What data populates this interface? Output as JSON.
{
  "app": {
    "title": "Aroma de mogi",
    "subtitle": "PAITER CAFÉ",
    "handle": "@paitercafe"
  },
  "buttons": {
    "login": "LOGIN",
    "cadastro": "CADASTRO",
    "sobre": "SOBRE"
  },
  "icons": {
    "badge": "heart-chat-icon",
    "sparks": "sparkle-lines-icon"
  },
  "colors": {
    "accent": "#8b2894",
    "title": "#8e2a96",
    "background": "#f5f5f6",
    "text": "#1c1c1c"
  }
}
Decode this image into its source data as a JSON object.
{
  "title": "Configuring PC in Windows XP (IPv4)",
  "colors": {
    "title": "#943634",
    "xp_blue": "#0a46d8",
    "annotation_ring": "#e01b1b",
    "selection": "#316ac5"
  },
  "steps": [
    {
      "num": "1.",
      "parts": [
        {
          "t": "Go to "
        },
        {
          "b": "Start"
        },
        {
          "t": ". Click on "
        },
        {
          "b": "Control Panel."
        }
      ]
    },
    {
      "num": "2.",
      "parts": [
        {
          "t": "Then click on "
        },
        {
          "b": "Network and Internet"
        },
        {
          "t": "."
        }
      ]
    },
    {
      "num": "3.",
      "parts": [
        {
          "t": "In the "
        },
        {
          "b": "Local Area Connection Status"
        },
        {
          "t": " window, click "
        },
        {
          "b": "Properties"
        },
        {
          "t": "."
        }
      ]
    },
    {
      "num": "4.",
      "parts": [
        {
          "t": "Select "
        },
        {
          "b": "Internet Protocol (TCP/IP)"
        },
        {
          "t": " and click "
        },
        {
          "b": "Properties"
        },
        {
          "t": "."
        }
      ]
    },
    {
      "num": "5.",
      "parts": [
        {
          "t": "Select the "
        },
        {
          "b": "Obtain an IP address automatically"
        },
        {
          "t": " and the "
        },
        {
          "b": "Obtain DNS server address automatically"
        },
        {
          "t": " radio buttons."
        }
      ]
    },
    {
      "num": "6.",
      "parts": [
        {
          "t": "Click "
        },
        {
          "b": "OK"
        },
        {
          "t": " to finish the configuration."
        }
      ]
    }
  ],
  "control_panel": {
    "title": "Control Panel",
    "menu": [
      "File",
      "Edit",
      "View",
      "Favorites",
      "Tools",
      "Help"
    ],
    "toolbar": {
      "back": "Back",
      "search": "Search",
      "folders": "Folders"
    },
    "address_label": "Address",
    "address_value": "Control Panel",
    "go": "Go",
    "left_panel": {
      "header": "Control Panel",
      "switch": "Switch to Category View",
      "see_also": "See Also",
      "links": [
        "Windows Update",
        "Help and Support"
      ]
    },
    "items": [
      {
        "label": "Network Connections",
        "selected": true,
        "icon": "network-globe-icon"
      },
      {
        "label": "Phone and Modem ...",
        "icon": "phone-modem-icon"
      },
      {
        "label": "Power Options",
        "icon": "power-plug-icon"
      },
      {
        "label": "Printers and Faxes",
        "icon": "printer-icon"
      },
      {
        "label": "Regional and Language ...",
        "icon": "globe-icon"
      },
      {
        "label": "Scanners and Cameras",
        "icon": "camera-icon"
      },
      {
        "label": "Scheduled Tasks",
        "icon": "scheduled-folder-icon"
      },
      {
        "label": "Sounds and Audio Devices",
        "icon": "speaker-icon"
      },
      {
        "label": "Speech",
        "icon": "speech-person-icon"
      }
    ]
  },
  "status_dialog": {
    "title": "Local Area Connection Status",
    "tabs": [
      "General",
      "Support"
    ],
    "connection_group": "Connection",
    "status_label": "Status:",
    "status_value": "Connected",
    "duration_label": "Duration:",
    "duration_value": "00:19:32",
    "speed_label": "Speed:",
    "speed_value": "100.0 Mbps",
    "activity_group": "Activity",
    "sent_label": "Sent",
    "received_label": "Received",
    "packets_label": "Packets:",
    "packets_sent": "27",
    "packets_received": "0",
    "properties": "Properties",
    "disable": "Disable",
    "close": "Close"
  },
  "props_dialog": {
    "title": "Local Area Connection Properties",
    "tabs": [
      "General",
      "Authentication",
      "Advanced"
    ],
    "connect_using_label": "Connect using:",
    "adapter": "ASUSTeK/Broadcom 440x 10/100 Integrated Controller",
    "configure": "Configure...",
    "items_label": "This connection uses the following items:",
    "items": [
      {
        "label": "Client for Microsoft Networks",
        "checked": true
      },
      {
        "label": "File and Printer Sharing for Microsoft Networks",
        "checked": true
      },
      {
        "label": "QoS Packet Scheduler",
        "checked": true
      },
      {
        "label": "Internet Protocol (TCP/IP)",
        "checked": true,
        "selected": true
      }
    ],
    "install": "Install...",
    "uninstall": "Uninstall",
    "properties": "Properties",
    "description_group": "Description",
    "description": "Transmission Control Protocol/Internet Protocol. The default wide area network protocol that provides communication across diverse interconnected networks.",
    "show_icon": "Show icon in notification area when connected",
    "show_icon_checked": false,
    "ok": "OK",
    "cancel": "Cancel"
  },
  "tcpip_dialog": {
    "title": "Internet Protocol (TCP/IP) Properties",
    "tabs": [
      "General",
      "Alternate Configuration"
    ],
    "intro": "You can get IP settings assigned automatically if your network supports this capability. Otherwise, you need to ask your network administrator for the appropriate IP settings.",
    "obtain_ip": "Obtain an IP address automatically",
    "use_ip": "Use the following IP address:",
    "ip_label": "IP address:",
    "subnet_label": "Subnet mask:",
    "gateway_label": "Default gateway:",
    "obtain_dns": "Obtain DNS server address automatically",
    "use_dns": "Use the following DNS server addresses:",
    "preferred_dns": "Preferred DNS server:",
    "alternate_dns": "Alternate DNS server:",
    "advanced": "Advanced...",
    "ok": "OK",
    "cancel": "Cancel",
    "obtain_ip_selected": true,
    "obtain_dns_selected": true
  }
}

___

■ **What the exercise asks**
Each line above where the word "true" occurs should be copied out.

■ **Written answer**
        "selected": true,
        "checked": true
        "checked": true
        "checked": true
        "checked": true,
        "selected": true
    "obtain_ip_selected": true,
    "obtain_dns_selected": true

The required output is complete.